◆ Records for the task

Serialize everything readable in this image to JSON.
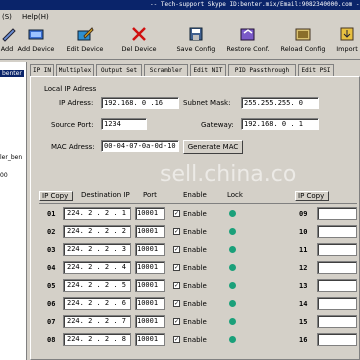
{
  "title_bar": "-- Tech-support Skype ID:benter.mix/Email:9082340000.com ---",
  "menu": [
    "(S)",
    "Help(H)"
  ],
  "toolbar": [
    {
      "label": "Add",
      "icon": "pencil-icon"
    },
    {
      "label": "Add Device",
      "icon": "add-device-icon"
    },
    {
      "label": "Edit Device",
      "icon": "edit-device-icon"
    },
    {
      "label": "Del Device",
      "icon": "delete-icon"
    },
    {
      "label": "Save Config",
      "icon": "save-icon"
    },
    {
      "label": "Restore Conf.",
      "icon": "restore-icon"
    },
    {
      "label": "Reload Config",
      "icon": "reload-icon"
    },
    {
      "label": "Import",
      "icon": "import-icon"
    }
  ],
  "tree": {
    "selected": "benter",
    "item2": "ler_ben",
    "item3": "00"
  },
  "tabs": [
    "IP IN",
    "Multiplex",
    "Output Set",
    "Scrambler",
    "Edit NIT",
    "PID Passthrough",
    "Edit PSI"
  ],
  "local_ip": {
    "group_title": "Local IP Adress",
    "ip_label": "IP Adress:",
    "ip_value": "192.168. 0 .16",
    "mask_label": "Subnet Mask:",
    "mask_value": "255.255.255. 0",
    "port_label": "Source Port:",
    "port_value": "1234",
    "gateway_label": "Gateway:",
    "gateway_value": "192.168. 0 . 1",
    "mac_label": "MAC Adress:",
    "mac_value": "00-04-07-0a-0d-10",
    "generate_mac": "Generate MAC"
  },
  "table_headers": {
    "ip_copy": "IP Copy",
    "dest": "Destination IP",
    "port": "Port",
    "enable": "Enable",
    "lock": "Lock",
    "ip_copy_right": "IP Copy"
  },
  "enable_label": "Enable",
  "rows": [
    {
      "num": "01",
      "ip": "224. 2 . 2 . 1",
      "port": "10001",
      "enabled": "✓"
    },
    {
      "num": "02",
      "ip": "224. 2 . 2 . 2",
      "port": "10001",
      "enabled": "✓"
    },
    {
      "num": "03",
      "ip": "224. 2 . 2 . 3",
      "port": "10001",
      "enabled": "✓"
    },
    {
      "num": "04",
      "ip": "224. 2 . 2 . 4",
      "port": "10001",
      "enabled": "✓"
    },
    {
      "num": "05",
      "ip": "224. 2 . 2 . 5",
      "port": "10001",
      "enabled": "✓"
    },
    {
      "num": "06",
      "ip": "224. 2 . 2 . 6",
      "port": "10001",
      "enabled": "✓"
    },
    {
      "num": "07",
      "ip": "224. 2 . 2 . 7",
      "port": "10001",
      "enabled": "✓"
    },
    {
      "num": "08",
      "ip": "224. 2 . 2 . 8",
      "port": "10001",
      "enabled": "✓"
    }
  ],
  "right_rows": [
    "09",
    "10",
    "11",
    "12",
    "13",
    "14",
    "15",
    "16"
  ],
  "watermark": "sell.china.co"
}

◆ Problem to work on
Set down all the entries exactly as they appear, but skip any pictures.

◆ Reply
Serialize everything readable in this image to JSON.
{
  "title_bar": "-- Tech-support Skype ID:benter.mix/Email:9082340000.com ---",
  "menu": [
    "(S)",
    "Help(H)"
  ],
  "toolbar": [
    {
      "label": "Add",
      "icon": "pencil-icon"
    },
    {
      "label": "Add Device",
      "icon": "add-device-icon"
    },
    {
      "label": "Edit Device",
      "icon": "edit-device-icon"
    },
    {
      "label": "Del Device",
      "icon": "delete-icon"
    },
    {
      "label": "Save Config",
      "icon": "save-icon"
    },
    {
      "label": "Restore Conf.",
      "icon": "restore-icon"
    },
    {
      "label": "Reload Config",
      "icon": "reload-icon"
    },
    {
      "label": "Import",
      "icon": "import-icon"
    }
  ],
  "tree": {
    "selected": "benter",
    "item2": "ler_ben",
    "item3": "00"
  },
  "tabs": [
    "IP IN",
    "Multiplex",
    "Output Set",
    "Scrambler",
    "Edit NIT",
    "PID Passthrough",
    "Edit PSI"
  ],
  "local_ip": {
    "group_title": "Local IP Adress",
    "ip_label": "IP Adress:",
    "ip_value": "192.168. 0 .16",
    "mask_label": "Subnet Mask:",
    "mask_value": "255.255.255. 0",
    "port_label": "Source Port:",
    "port_value": "1234",
    "gateway_label": "Gateway:",
    "gateway_value": "192.168. 0 . 1",
    "mac_label": "MAC Adress:",
    "mac_value": "00-04-07-0a-0d-10",
    "generate_mac": "Generate MAC"
  },
  "table_headers": {
    "ip_copy": "IP Copy",
    "dest": "Destination IP",
    "port": "Port",
    "enable": "Enable",
    "lock": "Lock",
    "ip_copy_right": "IP Copy"
  },
  "enable_label": "Enable",
  "rows": [
    {
      "num": "01",
      "ip": "224. 2 . 2 . 1",
      "port": "10001",
      "enabled": "✓"
    },
    {
      "num": "02",
      "ip": "224. 2 . 2 . 2",
      "port": "10001",
      "enabled": "✓"
    },
    {
      "num": "03",
      "ip": "224. 2 . 2 . 3",
      "port": "10001",
      "enabled": "✓"
    },
    {
      "num": "04",
      "ip": "224. 2 . 2 . 4",
      "port": "10001",
      "enabled": "✓"
    },
    {
      "num": "05",
      "ip": "224. 2 . 2 . 5",
      "port": "10001",
      "enabled": "✓"
    },
    {
      "num": "06",
      "ip": "224. 2 . 2 . 6",
      "port": "10001",
      "enabled": "✓"
    },
    {
      "num": "07",
      "ip": "224. 2 . 2 . 7",
      "port": "10001",
      "enabled": "✓"
    },
    {
      "num": "08",
      "ip": "224. 2 . 2 . 8",
      "port": "10001",
      "enabled": "✓"
    }
  ],
  "right_rows": [
    "09",
    "10",
    "11",
    "12",
    "13",
    "14",
    "15",
    "16"
  ],
  "watermark": "sell.china.co"
}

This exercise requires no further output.